How to reset! an object's field?


#1

I’m trying to wrap my head around how Clojure works. This is something I’ve ran into that I’d like to get a solid understanding of.

If I have code like this,

(let [obj (atom {:foo "F" :bar "B"})]
  (
   ; How to set obj.foo to "O"?
  ))

What’s the syntax to change obj.foo to “O” instead of “F”? All the examples I’ve found have been for updating primitives and not for updating a nested value.


#2
(let [obj (atom {:foo "F" :bar "B"})]
  (println @obj)
  (swap! obj assoc :foo "O")
  (println @obj))

You shouldn’t try to think of it as an object though. Its an immutable map, which you have stored in a mutable container.

  • assoc creates a new copy of the map, where the key :foo is now associated with the value “O”.
  • swap! changes what the atom points too, by having it point to the new map returned by assoc.

#3

Ok, that makes sense. I’ll try to get myself to stop calling them objects. The main reason I’ve been falling back to that is map is also a function so it’s been a bit confusing to keep track of whether map is talking about a map data structure or the map function. I have a similar issue with the thread macro since it’s not at all related with what thread usually means in programs. Part of the learning process. :slight_smile:


#4

Ya, its definitly a struggle at first to get used to new definitions, new words, new paradigms.

I think my advise is that, if you see it for what it is, a map. Then the question becomes, how do you create a modified copy of a map?

So you can use, map, filter, into, remove, assoc, dissoc, update, update-in, etc.

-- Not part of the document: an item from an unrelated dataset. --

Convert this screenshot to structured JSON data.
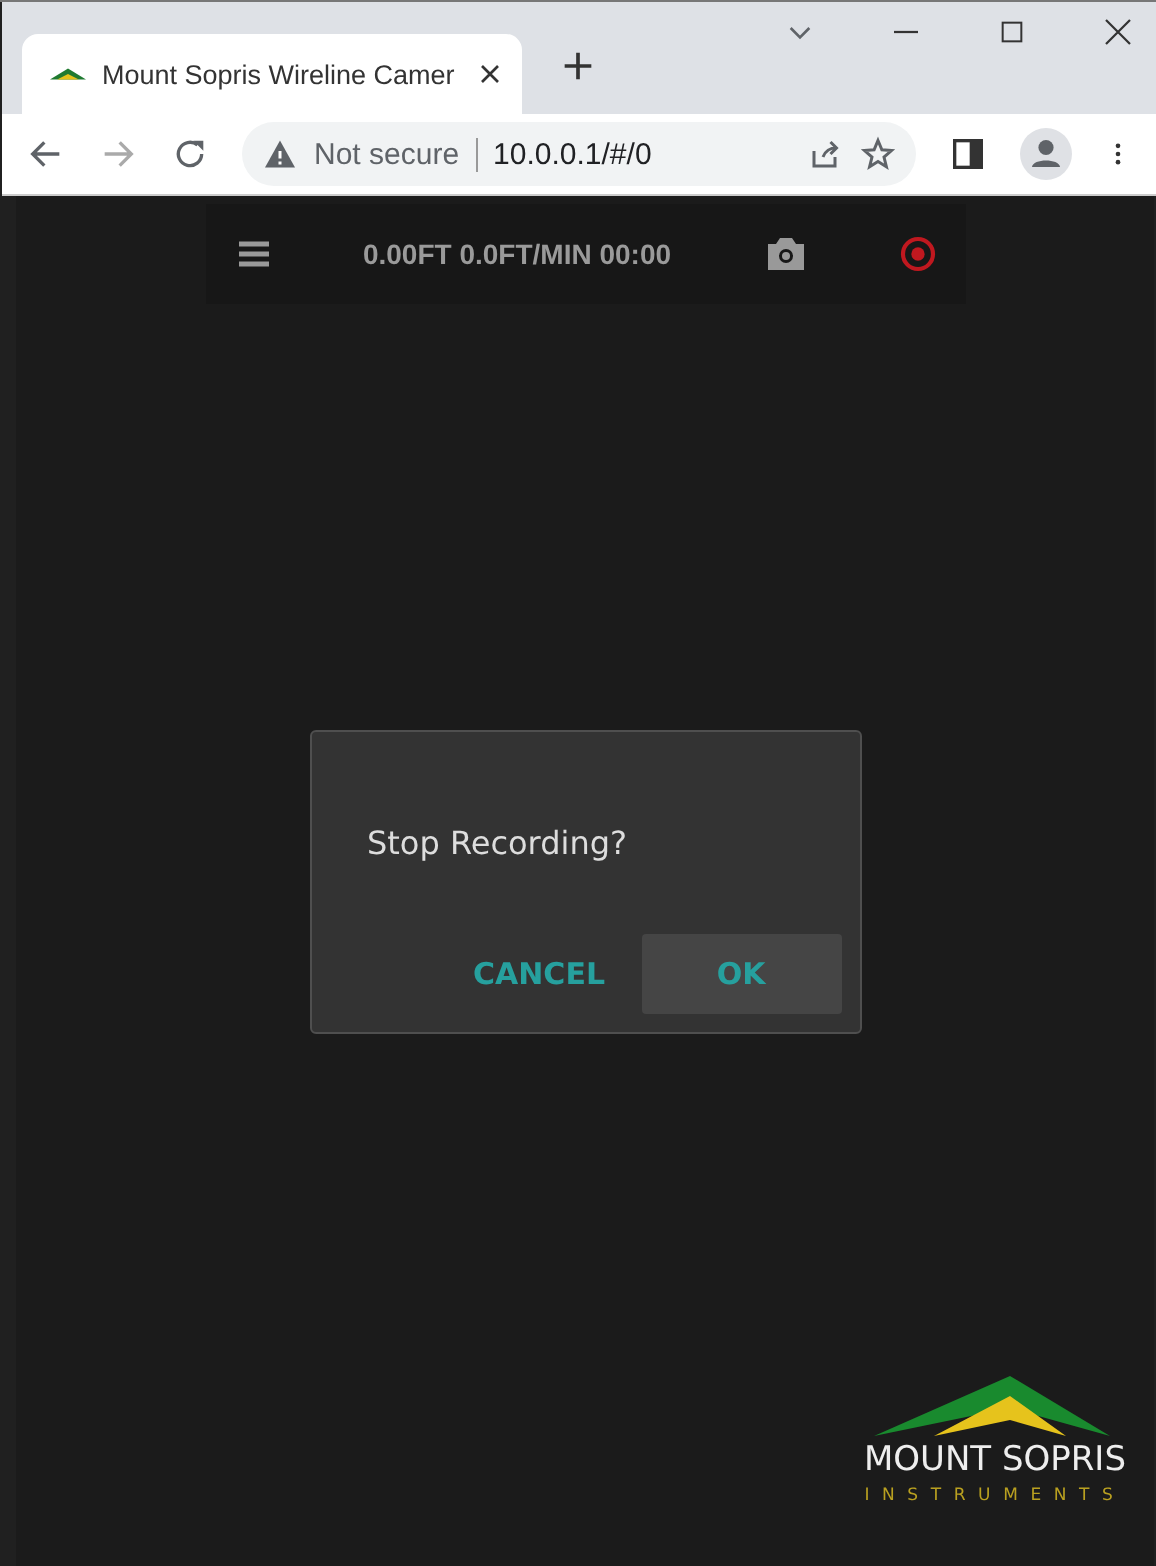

Then, the question is, how do you change the value of an atom?

So you can use reset! or swap!

I know its a lot to take :yum: Just keep it in mind. It’ll all click eventually.

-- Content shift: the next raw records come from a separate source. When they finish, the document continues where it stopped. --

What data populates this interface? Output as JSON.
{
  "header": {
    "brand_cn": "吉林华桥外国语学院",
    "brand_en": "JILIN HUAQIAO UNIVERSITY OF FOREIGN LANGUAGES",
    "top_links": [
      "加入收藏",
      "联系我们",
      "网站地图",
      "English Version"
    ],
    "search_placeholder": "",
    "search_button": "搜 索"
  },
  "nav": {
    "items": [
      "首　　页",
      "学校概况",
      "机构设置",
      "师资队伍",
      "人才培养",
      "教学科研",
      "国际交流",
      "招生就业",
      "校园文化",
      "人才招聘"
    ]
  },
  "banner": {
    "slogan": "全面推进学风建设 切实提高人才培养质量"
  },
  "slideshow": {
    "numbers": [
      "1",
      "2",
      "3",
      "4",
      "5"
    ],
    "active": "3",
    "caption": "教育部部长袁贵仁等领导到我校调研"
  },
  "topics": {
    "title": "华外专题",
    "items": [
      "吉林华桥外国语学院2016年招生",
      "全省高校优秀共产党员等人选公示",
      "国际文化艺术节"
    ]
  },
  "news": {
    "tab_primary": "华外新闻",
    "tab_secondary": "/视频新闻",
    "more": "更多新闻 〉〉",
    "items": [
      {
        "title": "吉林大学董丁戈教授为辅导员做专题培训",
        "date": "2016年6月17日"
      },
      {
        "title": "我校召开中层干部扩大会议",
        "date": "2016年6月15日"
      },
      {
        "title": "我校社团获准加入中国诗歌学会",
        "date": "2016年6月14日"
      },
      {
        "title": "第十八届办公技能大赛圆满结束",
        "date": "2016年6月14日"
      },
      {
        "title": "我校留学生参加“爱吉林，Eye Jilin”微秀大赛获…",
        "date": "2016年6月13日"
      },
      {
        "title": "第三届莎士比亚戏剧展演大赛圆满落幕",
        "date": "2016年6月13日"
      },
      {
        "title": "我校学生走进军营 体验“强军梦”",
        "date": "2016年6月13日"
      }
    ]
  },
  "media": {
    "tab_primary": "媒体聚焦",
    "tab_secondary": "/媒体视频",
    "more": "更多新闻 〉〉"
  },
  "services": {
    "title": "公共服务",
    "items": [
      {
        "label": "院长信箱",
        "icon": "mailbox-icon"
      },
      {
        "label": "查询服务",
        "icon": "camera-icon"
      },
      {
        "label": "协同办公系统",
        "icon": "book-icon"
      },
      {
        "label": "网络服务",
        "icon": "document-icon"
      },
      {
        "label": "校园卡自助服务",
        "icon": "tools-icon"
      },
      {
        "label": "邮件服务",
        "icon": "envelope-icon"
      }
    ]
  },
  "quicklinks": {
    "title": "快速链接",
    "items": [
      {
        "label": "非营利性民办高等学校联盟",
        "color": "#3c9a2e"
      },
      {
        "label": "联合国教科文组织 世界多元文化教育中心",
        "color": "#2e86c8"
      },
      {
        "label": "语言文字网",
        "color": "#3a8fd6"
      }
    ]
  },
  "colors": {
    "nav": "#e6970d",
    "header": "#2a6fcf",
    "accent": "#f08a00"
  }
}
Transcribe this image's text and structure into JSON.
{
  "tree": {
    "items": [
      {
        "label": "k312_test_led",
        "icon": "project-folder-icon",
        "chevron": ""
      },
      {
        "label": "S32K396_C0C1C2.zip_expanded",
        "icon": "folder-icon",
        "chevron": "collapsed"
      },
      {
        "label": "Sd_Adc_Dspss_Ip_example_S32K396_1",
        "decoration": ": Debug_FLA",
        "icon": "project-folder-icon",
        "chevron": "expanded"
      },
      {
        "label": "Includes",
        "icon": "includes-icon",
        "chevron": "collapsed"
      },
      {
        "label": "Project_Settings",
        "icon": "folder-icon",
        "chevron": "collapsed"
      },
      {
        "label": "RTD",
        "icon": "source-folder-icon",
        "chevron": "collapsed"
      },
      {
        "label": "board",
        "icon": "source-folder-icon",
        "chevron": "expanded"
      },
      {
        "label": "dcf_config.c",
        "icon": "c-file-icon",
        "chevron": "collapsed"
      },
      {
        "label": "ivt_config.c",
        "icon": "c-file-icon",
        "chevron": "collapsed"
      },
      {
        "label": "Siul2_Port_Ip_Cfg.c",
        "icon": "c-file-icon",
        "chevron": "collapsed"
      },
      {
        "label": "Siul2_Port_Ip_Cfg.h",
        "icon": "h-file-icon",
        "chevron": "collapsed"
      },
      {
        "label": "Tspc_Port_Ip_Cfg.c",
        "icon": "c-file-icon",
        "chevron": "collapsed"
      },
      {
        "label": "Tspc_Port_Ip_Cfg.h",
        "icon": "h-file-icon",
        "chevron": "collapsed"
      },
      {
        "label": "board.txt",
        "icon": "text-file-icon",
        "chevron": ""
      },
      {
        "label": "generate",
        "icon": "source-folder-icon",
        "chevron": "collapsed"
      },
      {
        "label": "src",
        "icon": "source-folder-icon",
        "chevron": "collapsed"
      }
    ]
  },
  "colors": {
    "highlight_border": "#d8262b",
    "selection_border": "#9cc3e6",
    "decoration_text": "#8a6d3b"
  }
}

#5

Yep, definitely. I think what was tripping me up was thinking of the entire map as the atom instead of the atom being, in essence, a pointer to a map and then changing the pointer to point to a new map.